# [YOUR TASK]
Your answer should hold all lines of the entries that include the word "abroad".

# [DATASET]
****
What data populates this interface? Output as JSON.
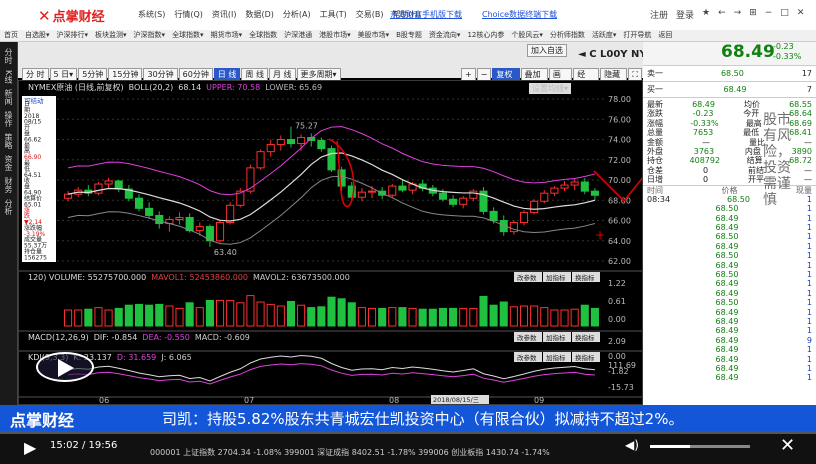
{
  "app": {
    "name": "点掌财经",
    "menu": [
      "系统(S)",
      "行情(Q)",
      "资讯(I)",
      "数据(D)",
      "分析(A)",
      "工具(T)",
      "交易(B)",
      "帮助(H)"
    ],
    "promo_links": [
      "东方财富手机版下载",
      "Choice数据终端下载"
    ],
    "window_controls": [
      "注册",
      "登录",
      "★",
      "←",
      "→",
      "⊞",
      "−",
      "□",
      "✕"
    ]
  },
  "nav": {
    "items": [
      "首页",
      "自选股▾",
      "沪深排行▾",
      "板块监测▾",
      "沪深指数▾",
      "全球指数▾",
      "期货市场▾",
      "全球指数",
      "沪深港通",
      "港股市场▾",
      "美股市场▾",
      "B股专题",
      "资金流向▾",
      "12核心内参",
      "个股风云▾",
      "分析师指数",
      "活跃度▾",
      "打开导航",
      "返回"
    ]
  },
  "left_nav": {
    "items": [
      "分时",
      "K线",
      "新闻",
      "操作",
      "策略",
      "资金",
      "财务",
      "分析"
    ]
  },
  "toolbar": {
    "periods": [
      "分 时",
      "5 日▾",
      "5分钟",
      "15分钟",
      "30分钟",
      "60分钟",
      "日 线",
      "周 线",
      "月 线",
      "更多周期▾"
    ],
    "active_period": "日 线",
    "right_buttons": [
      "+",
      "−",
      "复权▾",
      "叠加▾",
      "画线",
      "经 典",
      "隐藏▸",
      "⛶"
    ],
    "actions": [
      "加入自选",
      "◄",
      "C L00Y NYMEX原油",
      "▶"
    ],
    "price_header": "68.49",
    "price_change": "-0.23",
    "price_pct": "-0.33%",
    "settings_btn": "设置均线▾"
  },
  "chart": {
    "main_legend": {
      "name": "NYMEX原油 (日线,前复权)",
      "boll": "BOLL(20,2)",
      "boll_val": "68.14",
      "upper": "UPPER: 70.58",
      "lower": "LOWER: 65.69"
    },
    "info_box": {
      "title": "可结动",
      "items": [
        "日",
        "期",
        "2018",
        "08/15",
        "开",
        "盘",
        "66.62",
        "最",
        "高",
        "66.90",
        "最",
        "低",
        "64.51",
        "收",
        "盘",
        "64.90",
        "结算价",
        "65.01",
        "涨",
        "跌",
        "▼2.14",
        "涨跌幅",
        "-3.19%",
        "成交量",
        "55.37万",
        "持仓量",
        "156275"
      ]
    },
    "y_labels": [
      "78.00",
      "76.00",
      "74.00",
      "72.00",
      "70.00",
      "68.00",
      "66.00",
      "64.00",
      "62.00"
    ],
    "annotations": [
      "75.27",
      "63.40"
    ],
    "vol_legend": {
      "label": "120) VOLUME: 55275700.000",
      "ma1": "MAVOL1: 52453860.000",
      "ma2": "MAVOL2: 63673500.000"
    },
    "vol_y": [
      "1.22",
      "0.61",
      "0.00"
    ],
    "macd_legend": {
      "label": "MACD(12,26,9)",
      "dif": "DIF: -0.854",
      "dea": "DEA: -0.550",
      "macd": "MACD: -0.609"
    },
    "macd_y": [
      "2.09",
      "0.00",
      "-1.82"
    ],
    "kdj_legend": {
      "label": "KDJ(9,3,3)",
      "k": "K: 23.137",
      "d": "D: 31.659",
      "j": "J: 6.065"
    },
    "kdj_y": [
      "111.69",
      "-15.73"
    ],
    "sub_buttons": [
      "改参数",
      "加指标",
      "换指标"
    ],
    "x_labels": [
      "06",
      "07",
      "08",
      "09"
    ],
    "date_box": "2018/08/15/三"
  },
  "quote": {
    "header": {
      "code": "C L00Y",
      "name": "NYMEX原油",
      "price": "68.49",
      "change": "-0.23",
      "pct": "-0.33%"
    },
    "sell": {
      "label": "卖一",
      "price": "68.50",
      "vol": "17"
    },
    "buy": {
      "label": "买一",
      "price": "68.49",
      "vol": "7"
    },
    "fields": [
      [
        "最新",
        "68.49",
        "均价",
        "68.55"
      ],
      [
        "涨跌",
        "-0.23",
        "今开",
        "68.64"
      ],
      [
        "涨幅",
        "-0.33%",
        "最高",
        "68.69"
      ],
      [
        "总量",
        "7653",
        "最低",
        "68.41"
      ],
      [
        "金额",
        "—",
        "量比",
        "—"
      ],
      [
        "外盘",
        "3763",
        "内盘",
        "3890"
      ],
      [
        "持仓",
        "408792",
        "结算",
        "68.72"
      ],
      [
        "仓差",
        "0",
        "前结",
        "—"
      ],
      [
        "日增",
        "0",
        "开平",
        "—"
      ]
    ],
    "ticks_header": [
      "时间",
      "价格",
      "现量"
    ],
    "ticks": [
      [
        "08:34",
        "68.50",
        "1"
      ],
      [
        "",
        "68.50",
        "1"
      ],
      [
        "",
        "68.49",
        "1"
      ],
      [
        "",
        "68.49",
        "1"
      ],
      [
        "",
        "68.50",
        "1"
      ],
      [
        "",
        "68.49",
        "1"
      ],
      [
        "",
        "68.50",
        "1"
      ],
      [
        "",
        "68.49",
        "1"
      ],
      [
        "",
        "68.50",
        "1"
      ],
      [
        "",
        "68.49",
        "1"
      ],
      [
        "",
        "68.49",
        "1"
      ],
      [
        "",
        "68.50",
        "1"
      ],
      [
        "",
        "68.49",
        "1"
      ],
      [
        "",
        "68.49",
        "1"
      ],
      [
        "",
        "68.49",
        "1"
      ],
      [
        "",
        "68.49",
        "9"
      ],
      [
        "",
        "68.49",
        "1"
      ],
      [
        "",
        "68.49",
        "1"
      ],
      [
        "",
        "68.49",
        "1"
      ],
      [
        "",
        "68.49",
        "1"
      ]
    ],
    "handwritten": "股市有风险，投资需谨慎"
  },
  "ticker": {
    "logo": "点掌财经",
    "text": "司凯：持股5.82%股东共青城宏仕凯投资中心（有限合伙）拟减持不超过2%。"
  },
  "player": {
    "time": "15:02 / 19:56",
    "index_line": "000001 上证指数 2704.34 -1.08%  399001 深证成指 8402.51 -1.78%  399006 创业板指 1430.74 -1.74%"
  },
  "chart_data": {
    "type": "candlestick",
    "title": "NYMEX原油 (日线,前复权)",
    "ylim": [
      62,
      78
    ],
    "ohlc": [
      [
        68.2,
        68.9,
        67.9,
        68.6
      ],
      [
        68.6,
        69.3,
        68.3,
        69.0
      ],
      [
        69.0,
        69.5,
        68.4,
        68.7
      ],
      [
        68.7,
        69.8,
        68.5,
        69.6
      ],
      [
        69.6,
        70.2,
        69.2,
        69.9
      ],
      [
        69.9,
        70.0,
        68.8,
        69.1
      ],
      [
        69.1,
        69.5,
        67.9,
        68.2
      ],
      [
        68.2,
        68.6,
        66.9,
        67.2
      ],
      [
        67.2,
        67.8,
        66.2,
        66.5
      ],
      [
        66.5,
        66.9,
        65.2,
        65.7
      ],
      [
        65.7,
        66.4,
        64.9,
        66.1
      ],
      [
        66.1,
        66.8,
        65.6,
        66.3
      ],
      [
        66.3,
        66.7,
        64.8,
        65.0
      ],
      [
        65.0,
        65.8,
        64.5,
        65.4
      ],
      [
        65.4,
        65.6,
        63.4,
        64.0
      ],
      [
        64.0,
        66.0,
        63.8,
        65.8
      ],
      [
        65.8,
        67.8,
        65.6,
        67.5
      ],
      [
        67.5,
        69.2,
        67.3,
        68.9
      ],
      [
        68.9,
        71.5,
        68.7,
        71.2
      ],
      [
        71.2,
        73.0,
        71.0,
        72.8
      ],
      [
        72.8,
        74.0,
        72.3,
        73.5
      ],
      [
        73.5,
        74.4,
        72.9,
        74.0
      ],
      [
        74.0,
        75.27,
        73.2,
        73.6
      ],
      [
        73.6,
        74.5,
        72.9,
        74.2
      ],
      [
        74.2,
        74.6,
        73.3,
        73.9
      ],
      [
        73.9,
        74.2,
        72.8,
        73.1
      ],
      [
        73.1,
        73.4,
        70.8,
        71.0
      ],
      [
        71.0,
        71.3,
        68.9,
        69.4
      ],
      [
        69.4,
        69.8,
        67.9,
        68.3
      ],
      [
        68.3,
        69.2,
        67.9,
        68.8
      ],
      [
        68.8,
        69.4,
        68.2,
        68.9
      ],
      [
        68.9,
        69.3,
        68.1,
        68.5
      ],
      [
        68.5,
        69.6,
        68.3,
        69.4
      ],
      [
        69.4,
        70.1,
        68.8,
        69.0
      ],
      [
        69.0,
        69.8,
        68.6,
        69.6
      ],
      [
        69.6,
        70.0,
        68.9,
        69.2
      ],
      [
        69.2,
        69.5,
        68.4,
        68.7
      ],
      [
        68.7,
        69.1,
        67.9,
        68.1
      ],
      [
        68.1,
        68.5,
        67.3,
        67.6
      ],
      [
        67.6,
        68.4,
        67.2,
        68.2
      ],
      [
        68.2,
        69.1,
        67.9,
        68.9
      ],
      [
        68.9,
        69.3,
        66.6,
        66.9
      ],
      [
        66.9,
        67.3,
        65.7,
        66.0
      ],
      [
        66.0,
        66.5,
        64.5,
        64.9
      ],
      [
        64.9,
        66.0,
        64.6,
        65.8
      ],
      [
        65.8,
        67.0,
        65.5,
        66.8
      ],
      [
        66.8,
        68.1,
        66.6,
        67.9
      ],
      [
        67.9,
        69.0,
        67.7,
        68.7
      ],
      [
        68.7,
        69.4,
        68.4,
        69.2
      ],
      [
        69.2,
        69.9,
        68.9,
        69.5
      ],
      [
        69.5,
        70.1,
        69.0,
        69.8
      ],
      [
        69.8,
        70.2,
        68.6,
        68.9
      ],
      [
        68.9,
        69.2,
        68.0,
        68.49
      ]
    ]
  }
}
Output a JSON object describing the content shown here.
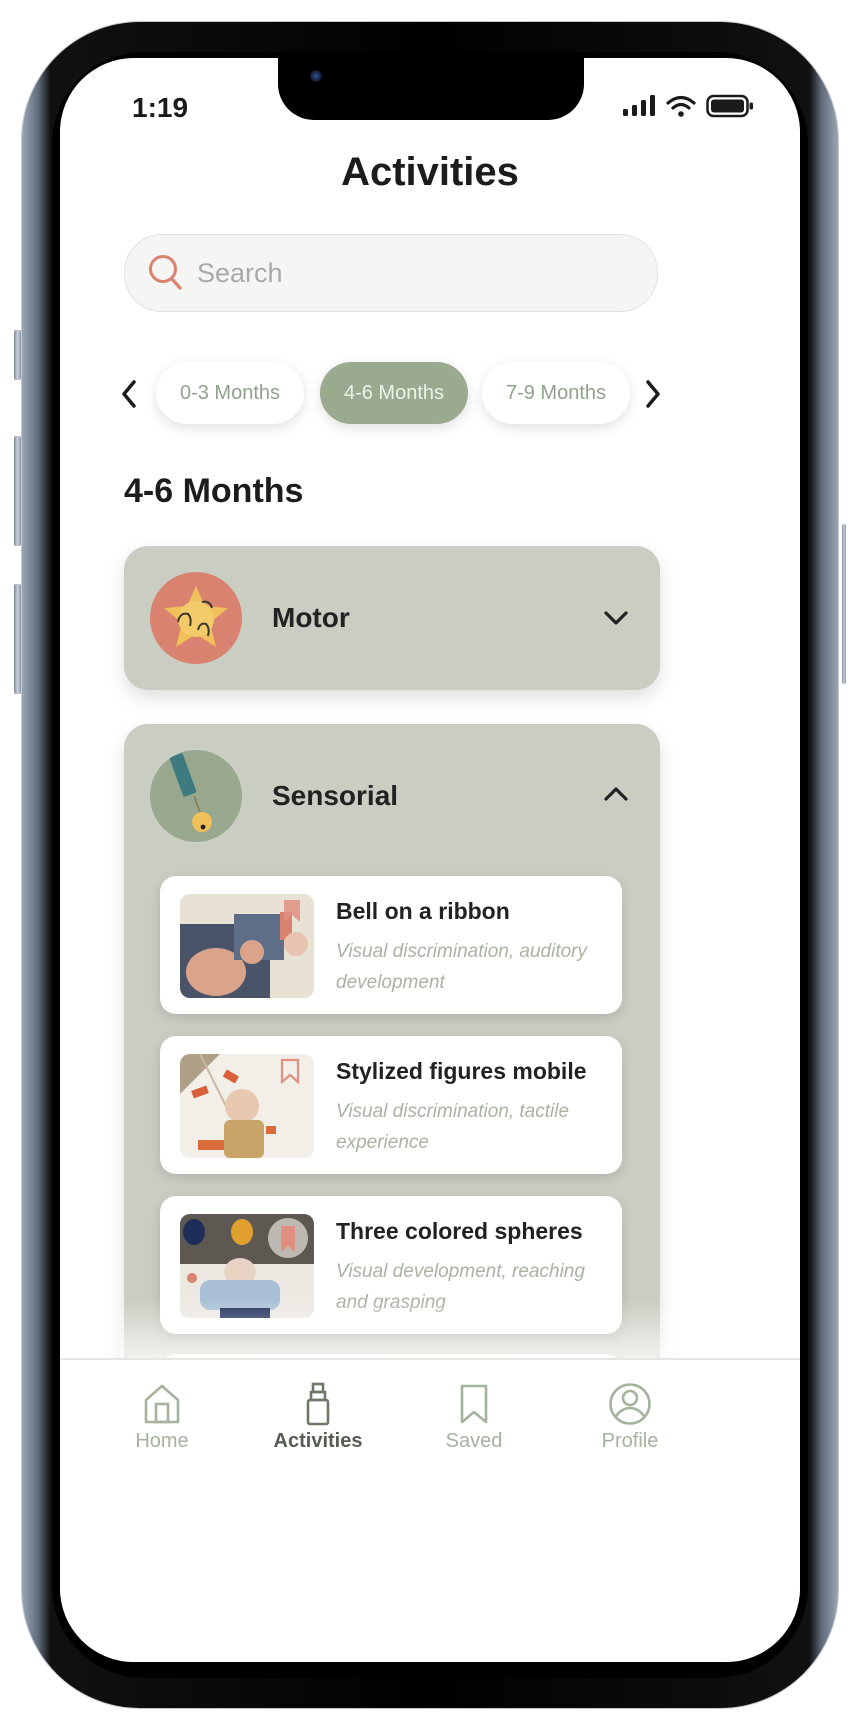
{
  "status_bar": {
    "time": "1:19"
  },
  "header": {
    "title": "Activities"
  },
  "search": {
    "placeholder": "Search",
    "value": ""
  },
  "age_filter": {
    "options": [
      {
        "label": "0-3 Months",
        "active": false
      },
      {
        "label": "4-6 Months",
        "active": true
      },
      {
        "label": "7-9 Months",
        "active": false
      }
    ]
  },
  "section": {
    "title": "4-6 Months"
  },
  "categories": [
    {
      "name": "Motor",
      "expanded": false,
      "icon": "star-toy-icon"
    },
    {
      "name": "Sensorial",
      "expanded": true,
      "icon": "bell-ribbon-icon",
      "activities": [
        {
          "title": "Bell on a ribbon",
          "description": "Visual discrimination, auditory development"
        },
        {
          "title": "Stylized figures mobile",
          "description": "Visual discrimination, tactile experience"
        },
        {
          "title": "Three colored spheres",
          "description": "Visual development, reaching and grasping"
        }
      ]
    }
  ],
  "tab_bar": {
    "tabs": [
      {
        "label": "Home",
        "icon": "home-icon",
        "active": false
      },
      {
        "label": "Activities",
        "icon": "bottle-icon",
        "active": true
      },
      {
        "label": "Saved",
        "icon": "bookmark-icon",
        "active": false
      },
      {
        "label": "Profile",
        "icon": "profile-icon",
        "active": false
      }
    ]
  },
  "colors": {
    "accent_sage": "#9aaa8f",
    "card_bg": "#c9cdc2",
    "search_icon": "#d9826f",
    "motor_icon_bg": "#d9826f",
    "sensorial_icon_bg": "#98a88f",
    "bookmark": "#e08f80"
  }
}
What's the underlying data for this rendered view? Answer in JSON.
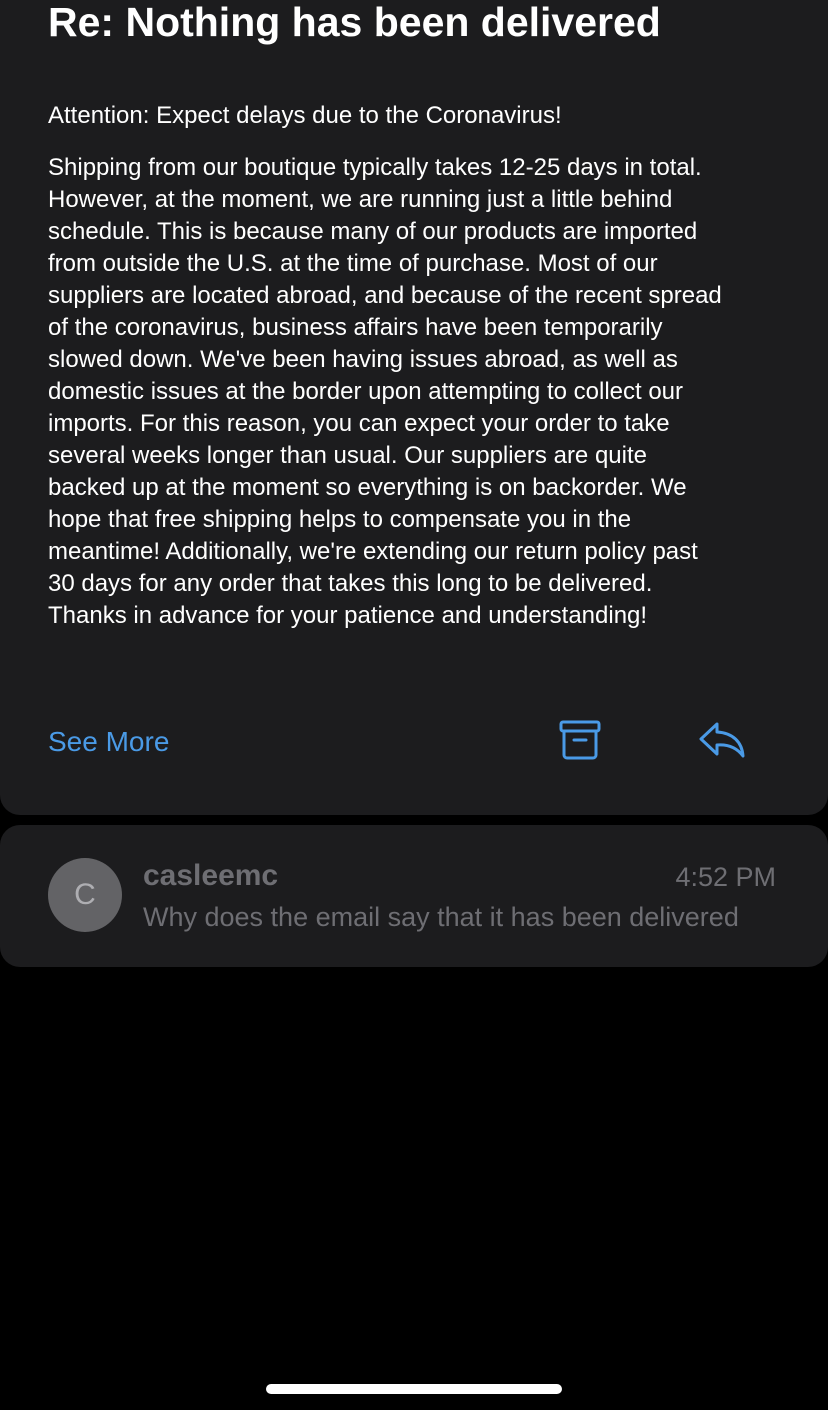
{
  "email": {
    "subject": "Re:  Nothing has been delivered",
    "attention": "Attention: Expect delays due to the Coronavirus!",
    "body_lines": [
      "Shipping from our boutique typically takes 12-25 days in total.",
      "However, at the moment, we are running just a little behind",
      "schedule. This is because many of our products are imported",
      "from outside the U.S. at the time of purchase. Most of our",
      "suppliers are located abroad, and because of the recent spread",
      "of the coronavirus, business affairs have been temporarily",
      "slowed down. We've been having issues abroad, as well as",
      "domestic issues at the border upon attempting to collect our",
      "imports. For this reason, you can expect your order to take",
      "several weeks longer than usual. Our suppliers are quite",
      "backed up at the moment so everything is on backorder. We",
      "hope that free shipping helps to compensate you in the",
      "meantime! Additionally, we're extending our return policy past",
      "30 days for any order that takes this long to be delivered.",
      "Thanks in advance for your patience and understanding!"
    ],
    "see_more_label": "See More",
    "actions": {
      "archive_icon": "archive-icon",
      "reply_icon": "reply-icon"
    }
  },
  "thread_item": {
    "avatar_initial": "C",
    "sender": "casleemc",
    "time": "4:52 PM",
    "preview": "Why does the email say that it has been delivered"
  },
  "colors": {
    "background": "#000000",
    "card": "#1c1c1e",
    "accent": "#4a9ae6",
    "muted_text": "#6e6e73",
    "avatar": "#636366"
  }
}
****
# [EXPECTED ANSWER]
      "suppliers are located abroad, and because of the recent spread",
      "slowed down. We've been having issues abroad, as well as",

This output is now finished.